Yeah, i checked, i have confused objective morality with absolute morality.

leroy wrote:With “objective” it is simply meant “independent from human opinion” for example to say that the square root of 81 is 9 is objectively true, and would be true regardless if some humans disagree.


Ok, you have different definition of objective. Dictionary definition is:

(of a person or their judgement) not influenced by personal feelings or opinions in considering and representing facts.

So compared to subjective morality, follower of the objective moral values lack empathy and one's own reasoning, so it's basically outsourced morality and just following what is told.

leroy wrote:So your argument would be strong, only if you grant that morality is objective in this sense. (Which is something that many atheist wont grant)


Well, even if there were objective morality, it changes to subjective when it reaches to us because it requires interpretation.

Re: Philosophical arguments against gods

PostPosted: Mon Feb 26, 2018 11:13 pm
by leroy
Bango Skank wrote:

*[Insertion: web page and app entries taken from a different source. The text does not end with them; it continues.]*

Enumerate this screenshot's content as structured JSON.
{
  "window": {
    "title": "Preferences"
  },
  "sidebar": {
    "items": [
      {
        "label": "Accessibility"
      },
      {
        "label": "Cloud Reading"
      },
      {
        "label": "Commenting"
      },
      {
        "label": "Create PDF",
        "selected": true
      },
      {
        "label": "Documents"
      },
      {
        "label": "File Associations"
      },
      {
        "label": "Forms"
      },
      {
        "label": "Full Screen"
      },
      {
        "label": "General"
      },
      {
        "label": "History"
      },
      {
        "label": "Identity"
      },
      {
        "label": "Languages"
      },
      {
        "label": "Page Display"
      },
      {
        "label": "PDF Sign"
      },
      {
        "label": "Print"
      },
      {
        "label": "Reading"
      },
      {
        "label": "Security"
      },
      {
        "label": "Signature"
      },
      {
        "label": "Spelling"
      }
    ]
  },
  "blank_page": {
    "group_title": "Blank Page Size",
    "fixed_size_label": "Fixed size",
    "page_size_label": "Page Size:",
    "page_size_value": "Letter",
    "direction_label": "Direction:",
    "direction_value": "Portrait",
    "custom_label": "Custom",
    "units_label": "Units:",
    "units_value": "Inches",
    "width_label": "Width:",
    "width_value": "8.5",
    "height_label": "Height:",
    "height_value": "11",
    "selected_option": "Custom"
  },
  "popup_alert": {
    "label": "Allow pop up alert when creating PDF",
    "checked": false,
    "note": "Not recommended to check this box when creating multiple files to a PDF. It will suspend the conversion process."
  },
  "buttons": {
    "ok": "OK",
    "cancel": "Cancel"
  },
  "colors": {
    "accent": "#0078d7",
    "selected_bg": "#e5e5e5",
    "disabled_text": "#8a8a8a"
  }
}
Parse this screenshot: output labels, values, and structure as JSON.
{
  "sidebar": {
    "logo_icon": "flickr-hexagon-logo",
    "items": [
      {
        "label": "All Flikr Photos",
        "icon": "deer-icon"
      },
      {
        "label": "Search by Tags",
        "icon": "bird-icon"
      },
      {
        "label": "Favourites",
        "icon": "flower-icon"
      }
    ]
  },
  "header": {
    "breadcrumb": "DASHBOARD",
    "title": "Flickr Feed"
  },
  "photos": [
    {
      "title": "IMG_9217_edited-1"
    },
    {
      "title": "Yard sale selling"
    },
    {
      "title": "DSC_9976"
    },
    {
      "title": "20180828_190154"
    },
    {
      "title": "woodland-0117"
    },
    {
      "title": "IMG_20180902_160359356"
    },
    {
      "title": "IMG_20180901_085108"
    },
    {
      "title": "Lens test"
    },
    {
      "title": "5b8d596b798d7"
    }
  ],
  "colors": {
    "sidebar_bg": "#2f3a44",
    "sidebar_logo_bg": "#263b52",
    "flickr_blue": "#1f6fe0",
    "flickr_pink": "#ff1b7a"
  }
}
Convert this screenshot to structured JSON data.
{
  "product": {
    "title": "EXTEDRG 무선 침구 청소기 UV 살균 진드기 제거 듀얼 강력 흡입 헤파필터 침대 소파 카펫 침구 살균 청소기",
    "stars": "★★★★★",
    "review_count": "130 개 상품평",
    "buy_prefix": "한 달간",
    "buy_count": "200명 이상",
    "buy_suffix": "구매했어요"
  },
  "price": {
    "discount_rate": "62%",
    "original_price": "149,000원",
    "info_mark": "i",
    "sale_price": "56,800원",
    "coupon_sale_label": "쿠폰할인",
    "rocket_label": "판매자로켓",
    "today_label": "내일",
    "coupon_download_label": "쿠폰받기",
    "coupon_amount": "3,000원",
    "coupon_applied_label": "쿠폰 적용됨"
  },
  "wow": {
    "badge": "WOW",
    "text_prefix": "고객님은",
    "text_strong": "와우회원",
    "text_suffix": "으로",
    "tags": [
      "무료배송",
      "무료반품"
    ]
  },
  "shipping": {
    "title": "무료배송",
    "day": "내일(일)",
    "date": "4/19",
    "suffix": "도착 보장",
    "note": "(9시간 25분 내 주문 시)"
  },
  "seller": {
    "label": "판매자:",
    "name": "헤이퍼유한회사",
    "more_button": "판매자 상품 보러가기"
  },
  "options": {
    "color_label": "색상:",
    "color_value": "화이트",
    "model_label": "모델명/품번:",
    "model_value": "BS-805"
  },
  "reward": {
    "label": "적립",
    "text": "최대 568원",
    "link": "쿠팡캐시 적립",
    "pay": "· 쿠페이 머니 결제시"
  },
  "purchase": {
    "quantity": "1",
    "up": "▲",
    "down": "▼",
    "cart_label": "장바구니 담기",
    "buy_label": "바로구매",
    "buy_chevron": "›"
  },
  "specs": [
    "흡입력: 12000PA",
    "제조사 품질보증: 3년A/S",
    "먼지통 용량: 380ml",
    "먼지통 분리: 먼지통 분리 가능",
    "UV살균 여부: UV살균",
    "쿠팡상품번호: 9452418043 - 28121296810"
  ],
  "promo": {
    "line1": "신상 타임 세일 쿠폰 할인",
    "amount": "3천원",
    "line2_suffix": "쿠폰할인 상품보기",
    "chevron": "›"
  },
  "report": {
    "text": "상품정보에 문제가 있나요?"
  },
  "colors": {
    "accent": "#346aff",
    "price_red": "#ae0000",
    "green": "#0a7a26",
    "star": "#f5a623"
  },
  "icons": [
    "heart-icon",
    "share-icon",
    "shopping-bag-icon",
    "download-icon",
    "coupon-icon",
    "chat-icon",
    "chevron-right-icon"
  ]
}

Ok, you have different definition of objective. Dictionary definition is:

(of a person or their judgement) not influenced by personal feelings or opinions in considering and representing facts.

So compared to subjective morality, follower of the objective moral values lack empathy and one's own reasoning, so it's basically outsourced morality and just following what is told.




I don’t see any relevant difference between these definitions




Well, even if there were objective morality, it changes to subjective when it reaches to us because it requires interpretation.
[/quote]

That is an intriguing (but irrelevant) possibility, however objective facts are there regardless if they can be known by humans or not.


So to repeat my point, you argument works only if you grant objective morality, if the bible is objectively morally wrong, then Christians would be in problems, but if the bible is wrong only according to your own personal and subjective opinion, then it would be irrelevant.

Re: Philosophical arguments against gods

PostPosted: Tue May 15, 2018 3:37 pm
by Sparhafoc
thenexttodie wrote:
Laurens, God is looking out for you. I am not lying to you. Please please please think about this.



Not lying to Laurens, just to yourself.